Lindsay, you traditionally do presentations, whereas Rushemy, your first show was a runway show. What are the differences and why do you guys prefer one over the other?
LD: For me, I prefer presentation because if I'm going to pay that much for a space, I want people to be able to look at it for the full hour that I'm allotted. To me, I just spent so much money and I want the people to have a moment to take a look at all of the small details that I just put into the collection. Also, I like to really create a set and an atmosphere where the viewer walks in and feels like it doesn't matter what they were feeling before they walked in, but they have a whole new mentality when they walk into a space that has a feeling, so that's why I do presentations.
RB: I would like doing a presentation and I'm very open to that. For me, now, the runway is terrific because you create a brief moment and it's like you're creating it for a few minutes, and then it's gone. Then you have this curiosity about it. You’re going to think about it, philosophize about it. You want to know more about it, you want to feel more about it. I've never done a presentation, but I'm sure I will do it someday. For now, I only do runway and I really like it. I have no negative feelings about it.
Rushemy, is there anything you want to ask Lindsay?
RB:You do your presentations on your own, right?
RB: Where did you start? How long have you been an independent designer, and how did you get to this point all by yourself? Because I think it’s great.

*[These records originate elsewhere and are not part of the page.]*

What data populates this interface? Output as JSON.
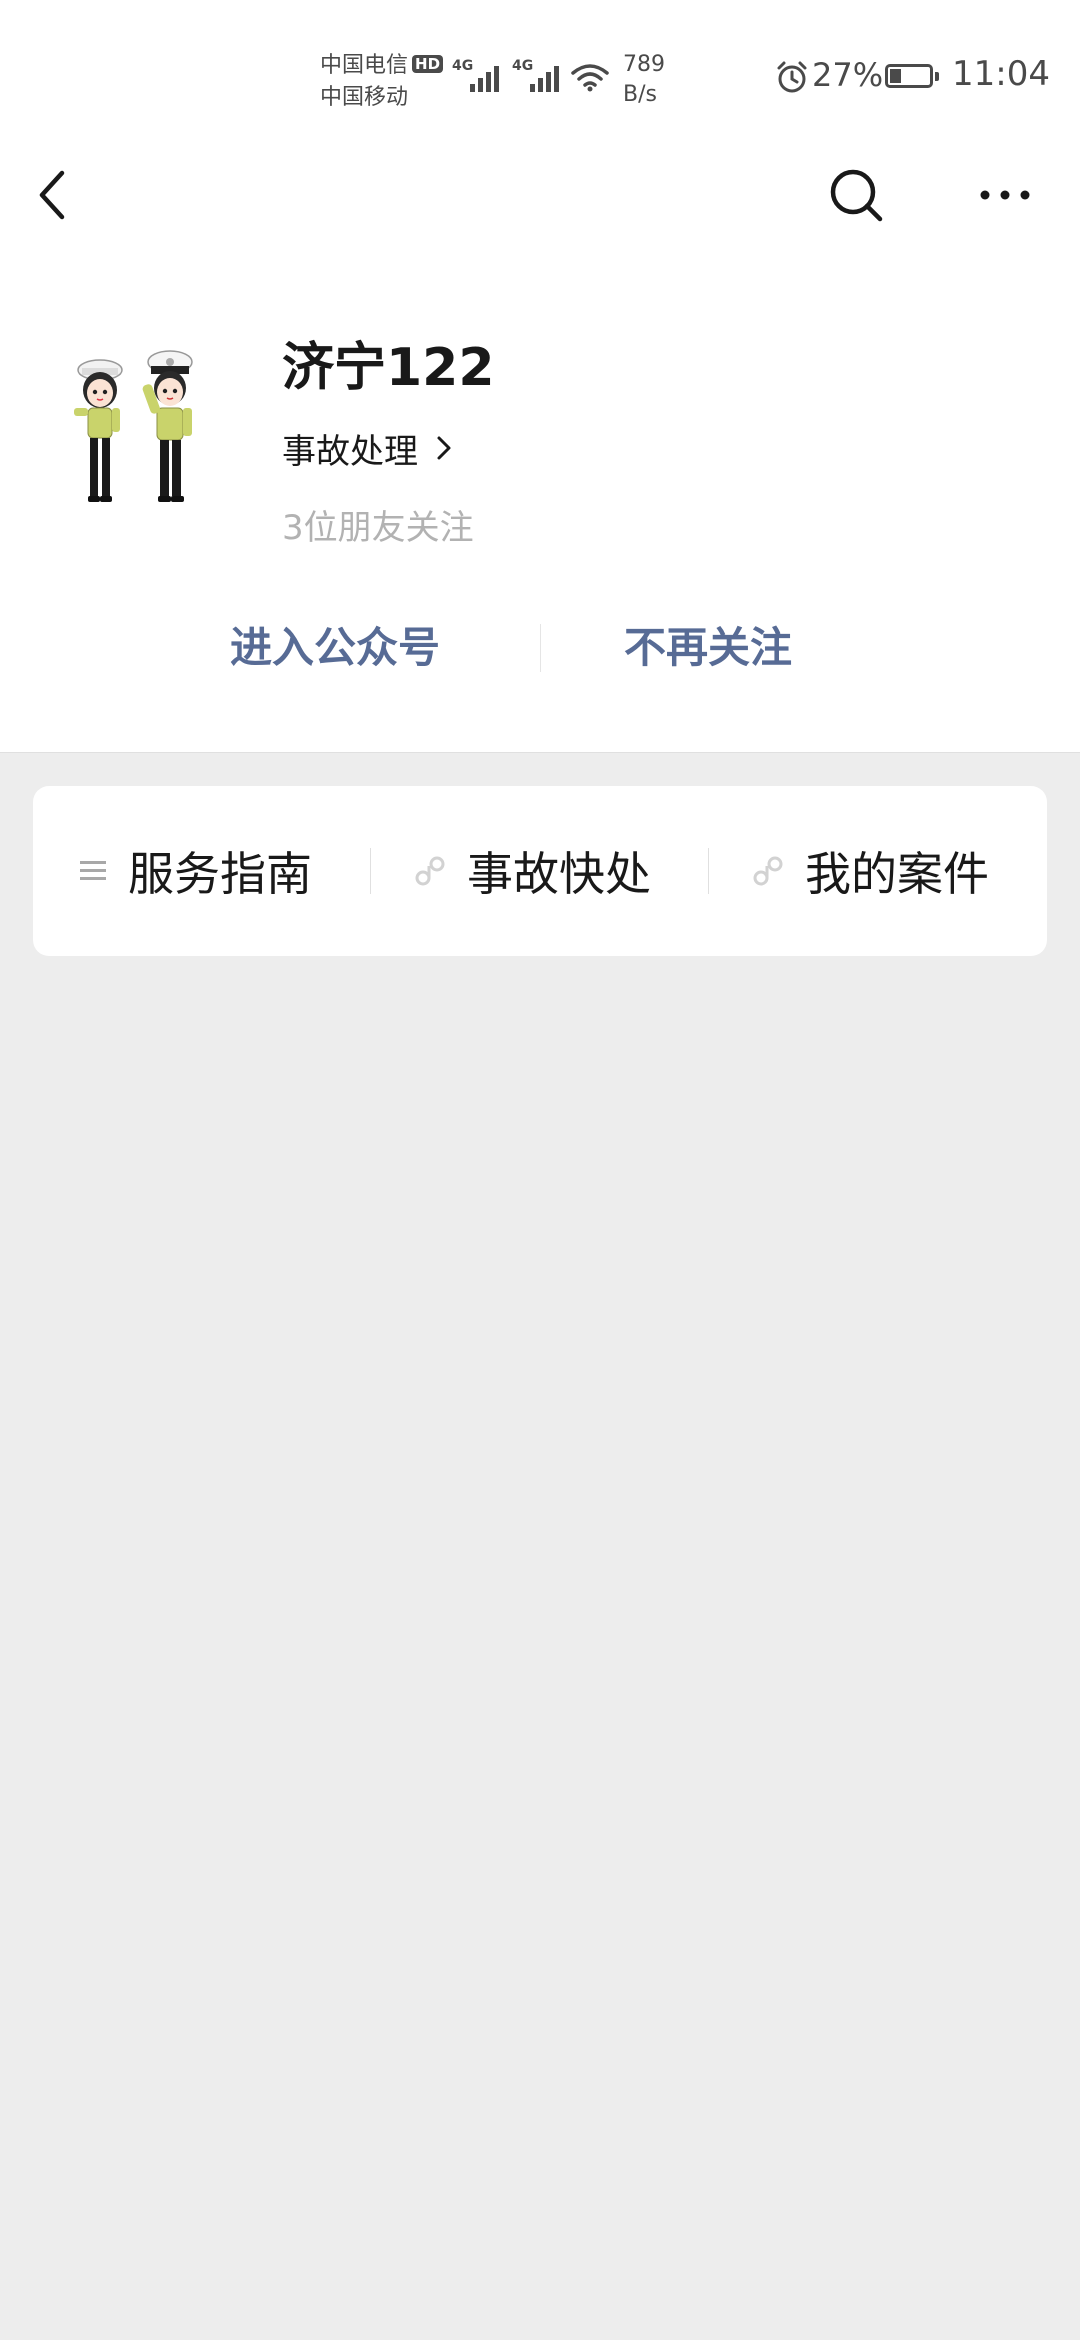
{
  "status_bar": {
    "carrier_primary": "中国电信",
    "hd_badge": "HD",
    "carrier_secondary": "中国移动",
    "signal_1": "4G",
    "signal_2": "4G",
    "speed_value": "789",
    "speed_unit": "B/s",
    "battery_percent": "27%",
    "time": "11:04"
  },
  "nav": {
    "back_icon": "chevron-left-icon",
    "search_icon": "search-icon",
    "more_icon": "more-horizontal-icon"
  },
  "profile": {
    "avatar_icon": "traffic-police-cartoon-avatar",
    "name": "济宁122",
    "intro": "事故处理",
    "friends_following": "3位朋友关注"
  },
  "actions": {
    "enter": "进入公众号",
    "unfollow": "不再关注"
  },
  "menu": {
    "items": [
      {
        "label": "服务指南",
        "icon": "menu-list-icon"
      },
      {
        "label": "事故快处",
        "icon": "mini-program-icon"
      },
      {
        "label": "我的案件",
        "icon": "mini-program-icon"
      }
    ]
  },
  "colors": {
    "link": "#576b95",
    "background": "#ededed",
    "card": "#ffffff",
    "muted": "#b2b2b2"
  }
}
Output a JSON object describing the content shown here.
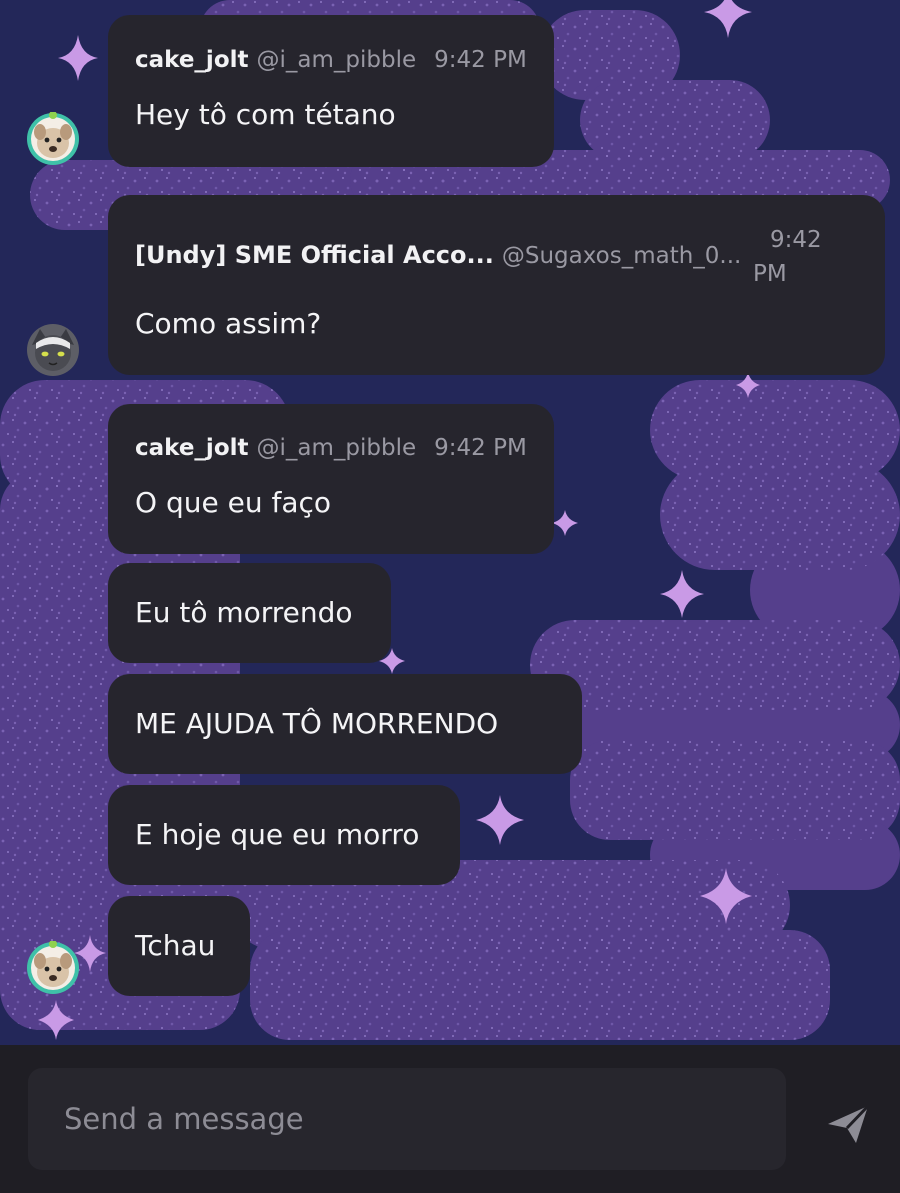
{
  "theme": {
    "background": "#232759",
    "cloud_color": "#5b4391",
    "star_color": "#c99ae6",
    "bubble_color": "#26252d",
    "text_color": "#f2f2f4",
    "muted_text_color": "#9a99a3",
    "composer_color": "#1f1e24"
  },
  "messages": [
    {
      "username": "cake_jolt",
      "handle": "@i_am_pibble",
      "time": "9:42 PM",
      "avatar_icon": "dog-avatar-icon",
      "texts": [
        "Hey tô com tétano"
      ]
    },
    {
      "username": "[Undy] SME Official Acco...",
      "handle": "@Sugaxos_math_0...",
      "time_line1": "9:42",
      "time_line2": "PM",
      "avatar_icon": "cat-avatar-icon",
      "texts": [
        "Como assim?"
      ]
    },
    {
      "username": "cake_jolt",
      "handle": "@i_am_pibble",
      "time": "9:42 PM",
      "avatar_icon": "dog-avatar-icon",
      "texts": [
        "O que eu faço",
        "Eu tô morrendo",
        "ME AJUDA TÔ MORRENDO",
        "E hoje que eu morro",
        "Tchau"
      ]
    }
  ],
  "composer": {
    "placeholder": "Send a message",
    "value": "",
    "send_icon": "send-icon"
  }
}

LD: Thank you! This is my eighth season. I just looked back and saw that, and, oh my god, I can't believe it's season number eight! I've always done it alone, so I don't know any better; I assume that it would be way easier if I did not do it alone. I'm always looking for a business partner, I haven't found one yet, but ideally the end goal would be to do it with a partner. The question being, "How did I do it alone?" I just wanted to do it, so I figured out how to do it and I think that's a really important attitude.